I’ve met many families who either just don’t see the value of travelling with their children while they are young or think it’s a complete waste of money, these are the extremes but more common than you may think. They also have the belief that their children won’t remember anything. Of course, they won’t remember every little detail, but they will lock in moments and memories which they will relate back to like my children do. I’m often surprised what they do remember even if the memory is sparked again our annual photo albums. They definitely remember the good and the bad haha! As a child, I was given the gift to travel and live aboard so it feels natural to pass this onto my own children. I have always wanted them to feel as though there are no borders, that it is only us who creates them! I have also found those who don’t travel to be less tolerant of others and even my children have experienced this first hand. I’m by no means saying that you have to fly and travel to far away destinations but exposing children to what’s out there beyond their own backyards gets them thinking, exploring and questioning. I love the fact that my children can relate to so many of the places they hear about in their classes and can share their own experiences of these places with others. My brother in law and his family (3 kids aged 3-6 years) just recently returned from a 3-month caravan trip which took them from Victoria to SA/ WA and NT. We were able to actively take part in their day to day adventures via their FB page. We all know being cramped into a confined space for all that time certainly wasn’t always easy but the happiness on their children’s faces was worth GOLD! To witness through pictures and stories what they were experiencing each day just can not be learnt in a classroom or read in a book!
Your books are a beautiful opportunity to create memories. What are some of the favourite memories you have travelling?

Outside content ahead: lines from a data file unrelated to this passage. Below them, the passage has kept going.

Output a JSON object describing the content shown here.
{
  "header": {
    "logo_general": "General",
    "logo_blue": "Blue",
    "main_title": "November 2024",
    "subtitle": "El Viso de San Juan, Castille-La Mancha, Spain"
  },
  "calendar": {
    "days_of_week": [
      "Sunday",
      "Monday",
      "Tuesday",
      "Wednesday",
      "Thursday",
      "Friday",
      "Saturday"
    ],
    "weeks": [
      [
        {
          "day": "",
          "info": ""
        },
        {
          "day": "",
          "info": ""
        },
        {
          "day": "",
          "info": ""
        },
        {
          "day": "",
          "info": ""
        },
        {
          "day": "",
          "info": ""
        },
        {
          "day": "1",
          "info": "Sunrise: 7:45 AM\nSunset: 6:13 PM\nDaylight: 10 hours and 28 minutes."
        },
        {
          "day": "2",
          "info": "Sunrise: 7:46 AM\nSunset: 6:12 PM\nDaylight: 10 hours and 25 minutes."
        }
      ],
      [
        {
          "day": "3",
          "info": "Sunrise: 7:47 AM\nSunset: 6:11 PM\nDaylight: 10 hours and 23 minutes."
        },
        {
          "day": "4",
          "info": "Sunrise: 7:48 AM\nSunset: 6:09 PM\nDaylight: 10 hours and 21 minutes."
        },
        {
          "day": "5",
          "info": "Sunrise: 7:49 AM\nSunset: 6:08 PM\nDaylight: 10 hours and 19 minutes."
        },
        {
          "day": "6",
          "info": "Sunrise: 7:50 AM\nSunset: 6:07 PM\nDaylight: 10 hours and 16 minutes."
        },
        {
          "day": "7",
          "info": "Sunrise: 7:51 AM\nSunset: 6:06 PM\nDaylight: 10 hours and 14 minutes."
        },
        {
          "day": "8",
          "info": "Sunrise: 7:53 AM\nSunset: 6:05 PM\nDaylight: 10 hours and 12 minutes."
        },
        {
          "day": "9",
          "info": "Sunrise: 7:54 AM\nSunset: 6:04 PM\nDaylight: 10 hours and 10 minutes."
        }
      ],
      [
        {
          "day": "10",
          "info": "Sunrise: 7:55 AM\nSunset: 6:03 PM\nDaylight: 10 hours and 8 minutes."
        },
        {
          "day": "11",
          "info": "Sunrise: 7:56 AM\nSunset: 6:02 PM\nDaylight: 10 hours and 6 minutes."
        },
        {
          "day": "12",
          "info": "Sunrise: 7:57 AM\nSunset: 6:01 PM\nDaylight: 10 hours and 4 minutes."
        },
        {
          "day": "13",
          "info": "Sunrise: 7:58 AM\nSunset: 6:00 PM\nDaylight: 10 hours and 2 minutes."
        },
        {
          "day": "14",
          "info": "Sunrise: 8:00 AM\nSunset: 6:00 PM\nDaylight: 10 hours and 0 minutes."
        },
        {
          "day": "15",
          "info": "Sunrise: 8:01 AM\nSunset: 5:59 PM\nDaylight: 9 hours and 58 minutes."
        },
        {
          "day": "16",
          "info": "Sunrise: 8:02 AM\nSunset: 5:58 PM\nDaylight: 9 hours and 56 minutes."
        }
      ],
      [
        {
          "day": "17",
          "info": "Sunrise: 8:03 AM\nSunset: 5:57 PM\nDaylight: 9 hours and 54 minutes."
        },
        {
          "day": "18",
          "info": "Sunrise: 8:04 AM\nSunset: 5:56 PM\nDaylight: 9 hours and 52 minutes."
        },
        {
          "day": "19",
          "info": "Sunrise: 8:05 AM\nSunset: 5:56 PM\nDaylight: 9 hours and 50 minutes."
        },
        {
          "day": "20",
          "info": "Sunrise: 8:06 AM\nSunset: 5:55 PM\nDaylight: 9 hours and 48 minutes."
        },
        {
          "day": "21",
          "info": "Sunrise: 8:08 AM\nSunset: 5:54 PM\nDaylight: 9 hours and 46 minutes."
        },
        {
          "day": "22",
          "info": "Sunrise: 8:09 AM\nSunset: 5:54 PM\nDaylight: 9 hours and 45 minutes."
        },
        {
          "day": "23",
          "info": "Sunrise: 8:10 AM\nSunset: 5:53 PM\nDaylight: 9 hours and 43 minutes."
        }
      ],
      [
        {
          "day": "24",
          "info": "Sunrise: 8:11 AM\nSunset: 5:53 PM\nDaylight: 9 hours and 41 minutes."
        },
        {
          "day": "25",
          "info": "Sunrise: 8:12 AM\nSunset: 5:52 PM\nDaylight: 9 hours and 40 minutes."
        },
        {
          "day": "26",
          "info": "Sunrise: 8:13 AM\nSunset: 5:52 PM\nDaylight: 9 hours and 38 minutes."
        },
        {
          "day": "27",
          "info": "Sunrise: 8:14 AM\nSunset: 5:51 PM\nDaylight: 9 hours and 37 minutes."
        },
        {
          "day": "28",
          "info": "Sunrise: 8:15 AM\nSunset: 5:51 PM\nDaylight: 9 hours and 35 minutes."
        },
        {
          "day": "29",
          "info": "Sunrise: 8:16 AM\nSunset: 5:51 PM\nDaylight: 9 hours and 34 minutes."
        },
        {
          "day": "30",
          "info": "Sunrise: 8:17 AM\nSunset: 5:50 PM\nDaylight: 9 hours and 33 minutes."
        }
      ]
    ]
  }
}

The lovely fact about the books you can flip through the pages and the memories keep flooding back. In my son’s first logbook, at the time we were living in Germany and were booked on a flight to Australia. The Volcano had erupted in Iceland and the skies were filled with ash over the UK and parts of Europe which meant planes were grounded. Added to this I was with on my own with our children in Germany and my husband was still stuck in London due to a work related trip. There were no flights out of London for days and we were at risk of being delayed by days even out of Frankfurt with the backlog of flights. He managed to use his superpowers, ferried across the channel, hitch a ride, hopped on a train and found his way home to us. We managed to be on the very first Qantas Plane out of Frankfurt which the Captain had noted in our son’s flight logbook. “First flight out of Frankfurt after the volcanic ash.” The flight logbooks open doors as many of my customers say! What they mean is that the logbooks bridge the gap between children travelling and the flight deck. We like many other flight logbook owners have enjoyed personal visits from the Captain/ First Officer, received invites to the flight deck to meet the Captain/FO after landing, received pictures, flight maps, weather maps, personal flight announcements and even an upgrade! I feel that if the flight deck know there is an aviation enthusiast on board they’ll often go the extra mile to make the trip even more memorable.